Below are some entries. Copy each line that holds the string "count".

── DATA PROVIDED ──

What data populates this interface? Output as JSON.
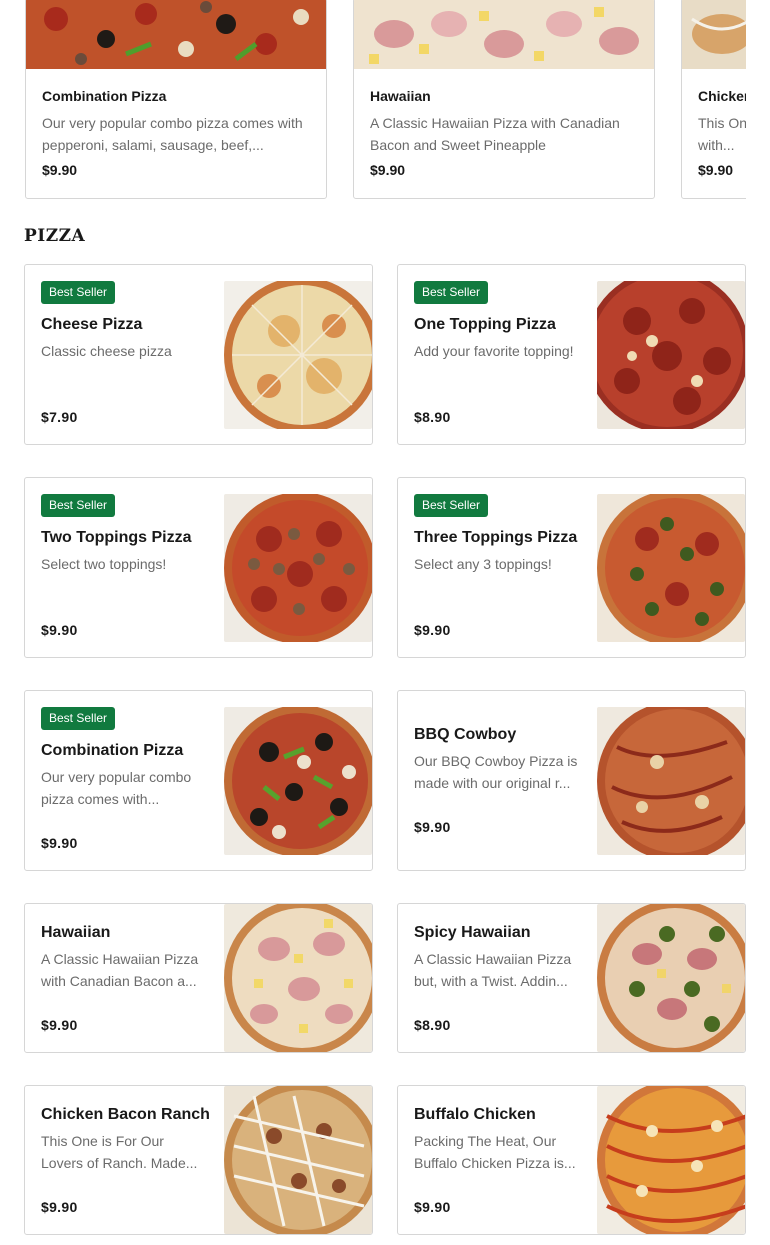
{
  "featured": [
    {
      "title": "Combination Pizza",
      "description": "Our very popular combo pizza comes with pepperoni, salami, sausage, beef,...",
      "price": "$9.90",
      "image": "combination-pizza-photo"
    },
    {
      "title": "Hawaiian",
      "description": "A Classic Hawaiian Pizza with Canadian Bacon and Sweet Pineapple",
      "price": "$9.90",
      "image": "hawaiian-pizza-photo"
    },
    {
      "title": "Chicken Bacon Ranch",
      "description": "This One is For Our Lovers of Ranch. Made with...",
      "price": "$9.90",
      "image": "chicken-bacon-ranch-photo"
    }
  ],
  "section": {
    "title": "PIZZA"
  },
  "menu": [
    {
      "badge": "Best Seller",
      "title": "Cheese Pizza",
      "description": "Classic cheese pizza",
      "price": "$7.90",
      "image": "cheese-pizza-photo"
    },
    {
      "badge": "Best Seller",
      "title": "One Topping Pizza",
      "description": "Add your favorite topping!",
      "price": "$8.90",
      "image": "pepperoni-pizza-photo"
    },
    {
      "badge": "Best Seller",
      "title": "Two Toppings Pizza",
      "description": "Select two toppings!",
      "price": "$9.90",
      "image": "pepperoni-sausage-pizza-photo"
    },
    {
      "badge": "Best Seller",
      "title": "Three Toppings Pizza",
      "description": "Select any 3 toppings!",
      "price": "$9.90",
      "image": "jalapeno-pizza-photo"
    },
    {
      "badge": "Best Seller",
      "title": "Combination Pizza",
      "description": "Our very popular combo pizza comes with...",
      "price": "$9.90",
      "image": "combination-pizza-photo"
    },
    {
      "badge": "",
      "title": "BBQ Cowboy",
      "description": "Our BBQ Cowboy Pizza is made with our original r...",
      "price": "$9.90",
      "image": "bbq-pizza-photo"
    },
    {
      "badge": "",
      "title": "Hawaiian",
      "description": "A Classic Hawaiian Pizza with Canadian Bacon a...",
      "price": "$9.90",
      "image": "hawaiian-pizza-photo"
    },
    {
      "badge": "",
      "title": "Spicy Hawaiian",
      "description": "A Classic Hawaiian Pizza but, with a Twist. Addin...",
      "price": "$8.90",
      "image": "spicy-hawaiian-pizza-photo"
    },
    {
      "badge": "",
      "title": "Chicken Bacon Ranch",
      "description": "This One is For Our Lovers of Ranch. Made...",
      "price": "$9.90",
      "image": "chicken-bacon-ranch-photo"
    },
    {
      "badge": "",
      "title": "Buffalo Chicken",
      "description": "Packing The Heat, Our Buffalo Chicken Pizza is...",
      "price": "$9.90",
      "image": "buffalo-chicken-pizza-photo"
    }
  ],
  "colors": {
    "badge_bg": "#117a3f",
    "text_primary": "#191919",
    "text_secondary": "#6b6b6b",
    "border": "#d6d6d6"
  }
}
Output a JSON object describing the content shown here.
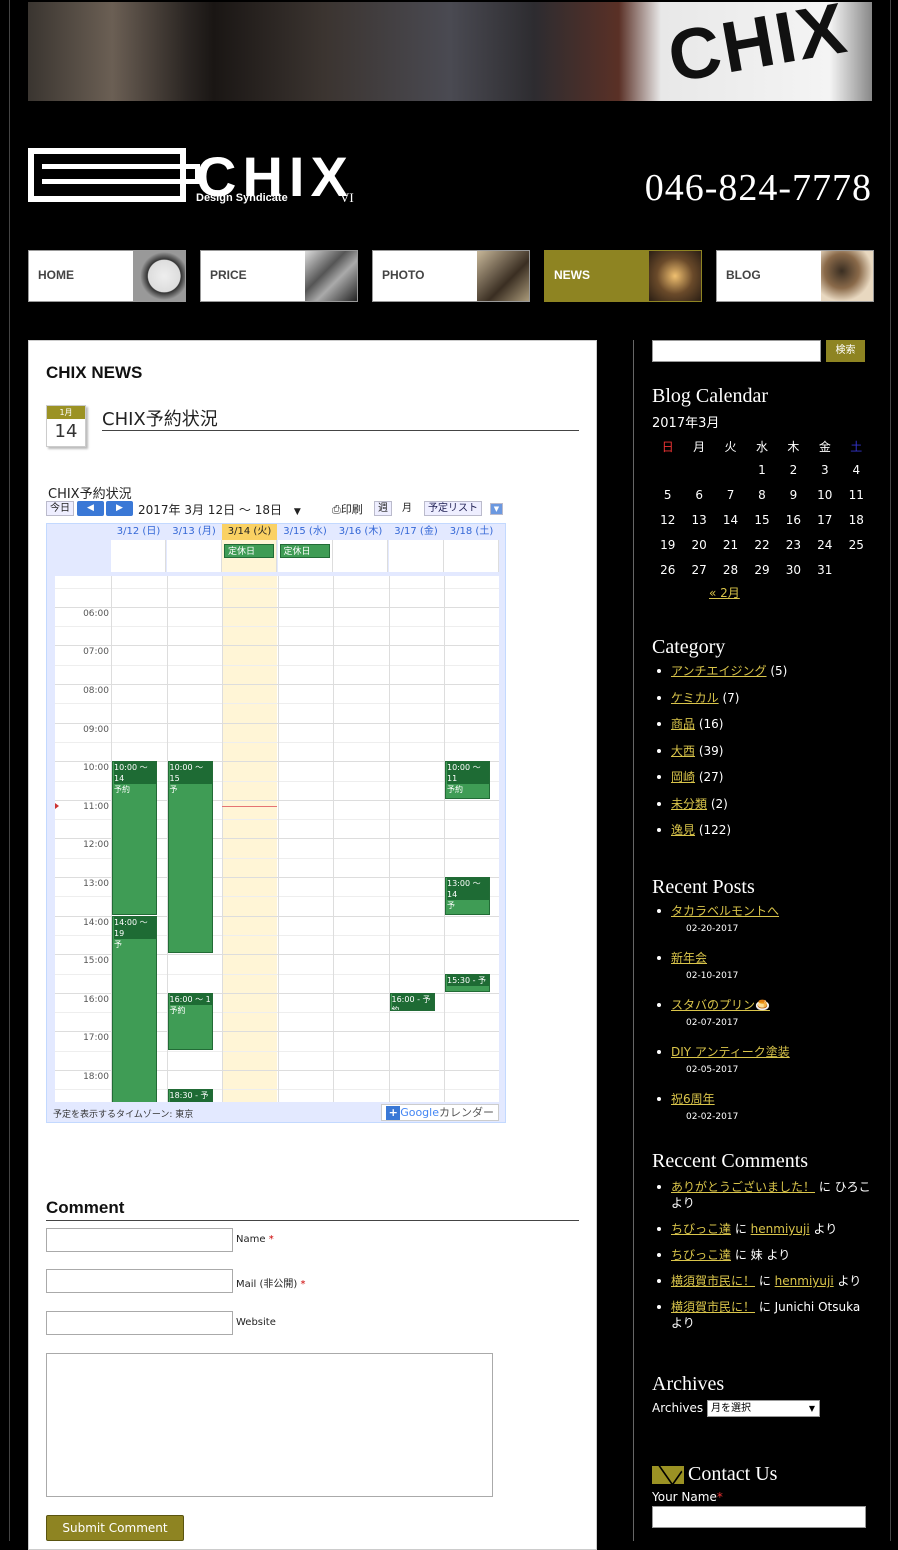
{
  "header": {
    "phone": "046-824-7778",
    "logo_text": "CHIX",
    "logo_sub": "Design Syndicate",
    "logo_vi": "VI",
    "banner_sign": "CHIX"
  },
  "nav": [
    {
      "label": "HOME"
    },
    {
      "label": "PRICE"
    },
    {
      "label": "PHOTO"
    },
    {
      "label": "NEWS"
    },
    {
      "label": "BLOG"
    }
  ],
  "main": {
    "section_title": "CHIX NEWS",
    "post": {
      "month": "1月",
      "day": "14",
      "title": "CHIX予約状況"
    },
    "calendar": {
      "title": "CHIX予約状況",
      "today_btn": "今日",
      "prev": "◀",
      "next": "▶",
      "range": "2017年 3月 12日 ～ 18日",
      "print": "印刷",
      "week": "週",
      "month": "月",
      "agenda": "予定リスト",
      "days": [
        "3/12 (日)",
        "3/13 (月)",
        "3/14 (火)",
        "3/15 (水)",
        "3/16 (木)",
        "3/17 (金)",
        "3/18 (土)"
      ],
      "allday_label": "定休日",
      "times": [
        "06:00",
        "07:00",
        "08:00",
        "09:00",
        "10:00",
        "11:00",
        "12:00",
        "13:00",
        "14:00",
        "15:00",
        "16:00",
        "17:00",
        "18:00"
      ],
      "events": [
        {
          "day": 0,
          "start": 10,
          "end": 14,
          "head": "10:00 ～ 14",
          "body": "予約"
        },
        {
          "day": 0,
          "start": 14,
          "end": 19,
          "head": "14:00 ～ 19",
          "body": "予"
        },
        {
          "day": 1,
          "start": 10,
          "end": 15,
          "head": "10:00 ～ 15",
          "body": "予"
        },
        {
          "day": 1,
          "start": 16,
          "end": 17.5,
          "head": "16:00 ～ 1",
          "body": "予約"
        },
        {
          "day": 1,
          "start": 18.5,
          "end": 19,
          "head": "18:30 - 予約",
          "body": ""
        },
        {
          "day": 5,
          "start": 16,
          "end": 16.5,
          "head": "16:00 - 予約",
          "body": ""
        },
        {
          "day": 6,
          "start": 10,
          "end": 11,
          "head": "10:00 ～ 11",
          "body": "予約"
        },
        {
          "day": 6,
          "start": 13,
          "end": 14,
          "head": "13:00 ～ 14",
          "body": "予"
        },
        {
          "day": 6,
          "start": 15.5,
          "end": 16,
          "head": "15:30 - 予",
          "body": ""
        }
      ],
      "timezone": "予定を表示するタイムゾーン: 東京",
      "google": "Google",
      "google_suffix": "カレンダー"
    },
    "comment": {
      "title": "Comment",
      "name_label": "Name",
      "mail_label": "Mail (非公開)",
      "website_label": "Website",
      "required": "*",
      "submit": "Submit Comment"
    }
  },
  "sidebar": {
    "search_btn": "検索",
    "blog_calendar": {
      "title": "Blog Calendar",
      "month": "2017年3月",
      "weekdays": [
        "日",
        "月",
        "火",
        "水",
        "木",
        "金",
        "土"
      ],
      "weeks": [
        [
          "",
          "",
          "",
          "1",
          "2",
          "3",
          "4"
        ],
        [
          "5",
          "6",
          "7",
          "8",
          "9",
          "10",
          "11"
        ],
        [
          "12",
          "13",
          "14",
          "15",
          "16",
          "17",
          "18"
        ],
        [
          "19",
          "20",
          "21",
          "22",
          "23",
          "24",
          "25"
        ],
        [
          "26",
          "27",
          "28",
          "29",
          "30",
          "31",
          ""
        ]
      ],
      "prev": "« 2月"
    },
    "category": {
      "title": "Category",
      "items": [
        {
          "name": "アンチエイジング",
          "count": "(5)"
        },
        {
          "name": "ケミカル",
          "count": "(7)"
        },
        {
          "name": "商品",
          "count": "(16)"
        },
        {
          "name": "大西",
          "count": "(39)"
        },
        {
          "name": "岡崎",
          "count": "(27)"
        },
        {
          "name": "未分類",
          "count": "(2)"
        },
        {
          "name": "逸見",
          "count": "(122)"
        }
      ]
    },
    "recent_posts": {
      "title": "Recent Posts",
      "items": [
        {
          "title": "タカラベルモントへ",
          "date": "02-20-2017"
        },
        {
          "title": "新年会",
          "date": "02-10-2017"
        },
        {
          "title": "スタバのプリン🍮",
          "date": "02-07-2017"
        },
        {
          "title": "DIY アンティーク塗装",
          "date": "02-05-2017"
        },
        {
          "title": "祝6周年",
          "date": "02-02-2017"
        }
      ]
    },
    "recent_comments": {
      "title": "Reccent Comments",
      "items": [
        {
          "post": "ありがとうございました！",
          "mid": " に ひろこ より",
          "author": ""
        },
        {
          "post": "ちびっこ達",
          "mid": " に ",
          "author": "henmiyuji",
          "end": " より"
        },
        {
          "post": "ちびっこ達",
          "mid": " に 妹 より",
          "author": ""
        },
        {
          "post": "横須賀市民に！",
          "mid": " に ",
          "author": "henmiyuji",
          "end": " より"
        },
        {
          "post": "横須賀市民に！",
          "mid": " に Junichi Otsuka より",
          "author": ""
        }
      ]
    },
    "archives": {
      "title": "Archives",
      "label": "Archives",
      "select": "月を選択"
    },
    "contact": {
      "title": "Contact Us",
      "your_name": "Your Name",
      "required": "*"
    }
  }
}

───

> _FINISHED TASK_
          "count": "(5)"
          "count": "(7)"
          "count": "(16)"
          "count": "(39)"
          "count": "(27)"
          "count": "(2)"
          "count": "(122)"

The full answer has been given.